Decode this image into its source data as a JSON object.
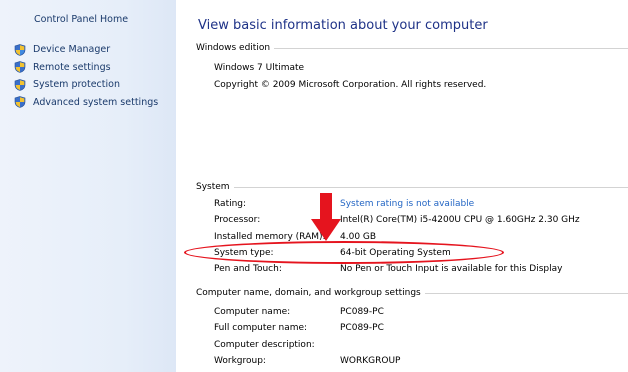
{
  "sidebar": {
    "home_label": "Control Panel Home",
    "items": [
      {
        "label": "Device Manager",
        "icon": "shield-icon"
      },
      {
        "label": "Remote settings",
        "icon": "shield-icon"
      },
      {
        "label": "System protection",
        "icon": "shield-icon"
      },
      {
        "label": "Advanced system settings",
        "icon": "shield-icon"
      }
    ]
  },
  "main": {
    "title": "View basic information about your computer",
    "edition": {
      "header": "Windows edition",
      "name": "Windows 7 Ultimate",
      "copyright": "Copyright © 2009 Microsoft Corporation.  All rights reserved."
    },
    "system": {
      "header": "System",
      "rows": [
        {
          "label": "Rating:",
          "value": "System rating is not available"
        },
        {
          "label": "Processor:",
          "value": "Intel(R) Core(TM) i5-4200U CPU @ 1.60GHz   2.30 GHz"
        },
        {
          "label": "Installed memory (RAM):",
          "value": "4.00 GB"
        },
        {
          "label": "System type:",
          "value": "64-bit Operating System"
        },
        {
          "label": "Pen and Touch:",
          "value": "No Pen or Touch Input is available for this Display"
        }
      ]
    },
    "computer": {
      "header": "Computer name, domain, and workgroup settings",
      "rows": [
        {
          "label": "Computer name:",
          "value": "PC089-PC"
        },
        {
          "label": "Full computer name:",
          "value": "PC089-PC"
        },
        {
          "label": "Computer description:",
          "value": ""
        },
        {
          "label": "Workgroup:",
          "value": "WORKGROUP"
        }
      ]
    }
  },
  "colors": {
    "highlight": "#e5141e",
    "link": "#2466c4",
    "title": "#1e3287"
  }
}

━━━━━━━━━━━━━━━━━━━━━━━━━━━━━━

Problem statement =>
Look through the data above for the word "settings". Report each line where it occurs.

Answer below =>
        "label": "Remote settings",
        "label": "Advanced system settings",
      "header": "Computer name, domain, and workgroup settings",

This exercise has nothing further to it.